With the teams tied at 3 since the sixth inning, catcher Jonathan Lucroy started the Brewers' winning rally with a single after a nine-pitch at-bat, and Lalli, batting with the bases loaded, one out and Giants outfielders playing shallow, ended it by connecting with the first pitch he saw. He lifted a Santiago Casilla fastball into the air the opposite way, over left fielder Gregor Blanco's head for a hit off the wall.
Lalli was the last position player cut by the Brewers in Spring Training. He was promoted during the last road trip, and his first Brewers hit gave the team its first three-game winning streak.
"That one was fun," said Lalli, who had two hits in 15 at-bats with the Cubs last season but was 0-for-5 to start his stint with the Brewers. "When you come off the bench, that's the situation you want to be in -- a chance to win the game."
At first it appeared Brewers manager Ron Roenicke would send his backup catcher, right-handed hitter Martin Maldonado, to hit in the pitcher's spot. Instead it was left-handed hitter Lalli, presenting Giants manager Bruce Bochy with a choice: switch to a lefty reliever and force the Brewers to burn Lalli and go to Maldonado, or let Casilla face Lalli.
Bochy chose the latter, and one pitch later the game was over.
"We had a guy out there who felt good in Casilla and he just had a bad break in the ninth out there," Bochy said. "We had the right guy out there."
The bad break was a throwing error charged to Giants shortstop Brandon Crawford on Carlos Gomez's infield hit, allowing the winning run to reach third base. Casilla intentionally walked Yuniesky Betancourt, then allowed the hit to Lalli and took the loss.
According to the Elias Sports Bureau, Lalli joined Floyd Wicker (in 1970) as the only players in Brewers history whose first hit with the team was a walk-off.
Brewers reliever Jim Henderson earned the win after working around a two-out walk in the top of the ninth.
In the early going, it appeared the Brewers might not need to tap the bullpen at all.
"Lohse was really good -- again," Roenicke said.
The Brewers spotted their starter a 3-0 lead. Betancourt homered and drove in two runs, and Gomez hit an RBI triple as part of a 3-for-4 night. Gomez is 9-for-12 in his last three games, but his triple was particularly intriguing, considering he initially showed bunt before pulling back the bat, slashing at a Ryan Vogelsong slider and lining a hit over the right fielder's head.
"With Gomey, there's not much that surprises me," Roenicke said. "It's not like I gave him a sign to do that. He creates some things because of his skills. That isn't easy to do, especially to hit it that far."

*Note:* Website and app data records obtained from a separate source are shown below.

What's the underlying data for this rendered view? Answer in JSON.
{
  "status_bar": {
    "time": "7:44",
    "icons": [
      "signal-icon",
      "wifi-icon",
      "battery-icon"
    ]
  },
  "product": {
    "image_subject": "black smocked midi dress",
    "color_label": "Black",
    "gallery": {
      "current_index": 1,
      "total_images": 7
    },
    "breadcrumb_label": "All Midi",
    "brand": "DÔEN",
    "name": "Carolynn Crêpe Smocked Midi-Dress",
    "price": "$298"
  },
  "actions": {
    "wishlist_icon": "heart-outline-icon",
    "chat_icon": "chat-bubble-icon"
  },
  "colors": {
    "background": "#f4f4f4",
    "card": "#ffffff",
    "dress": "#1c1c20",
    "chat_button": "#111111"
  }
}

All the while, Lohse was pitching as if he intended to join Juan Nieves as the only Brewers pitchers to throw a no-hitter. Lohse retired the first 14 Giants hitters he faced before losing his bid for a perfect game in the fifth inning, then his bid for a no-hitter and a shutout in the sixth.
He settled for a seven-inning no-decision after allowing three runs on six singles, with all three of the runs and five of the hits coming in the sixth.
Crawford's was the first -- and by far the sharpest-struck. The rest were well-placed, including Angel Pagan's hit through the hole between first and second base that put the Giants on the scoreboard, and Hunter Pence's seeing-eye single up the middle for two more runs and a 3-3 tie.
Credit Pence with a good piece of hitting. After fouling off Lohse's first two pitches, he resisted the urge to offer at a slider low and away before connecting with a sinker on the inner half of the plate. Pence got enough of that pitch to bounce his single over the pitcher's mound and past diving shortstop Jean Segura.
"I should have caught that," Lohse said. "That was one thing I wish I could have had back. Finish in a better spot so I could stay on balance and get a piece of it or something."
Lohse stranded two runners in that inning when he retired Brandon Belt on a flyout, then stranded another Giants runner at second base in a scoreless seventh inning before calling it a night. He threw a season-high 102 pitches.
Lohse is making a good case for the abolition of Spring Training. He did not sign his three-year, $33 million free-agent contract with the Brewers until March 25, one week before Opening Day, yet has met the definition of a quality start (at least six innings, three or fewer earned runs) in each of his three games. He owns half of the Brewers' six quality starts in the team's first 13 games.
"It's a shame, when you're pitching as good as Lohse is pitching for us, to not come out of this with some wins," Roenicke said. "I think he's done a great job for three games and we don't have a win for him."
"I had control of it today," Lohse said. "I just didn't execute that one inning."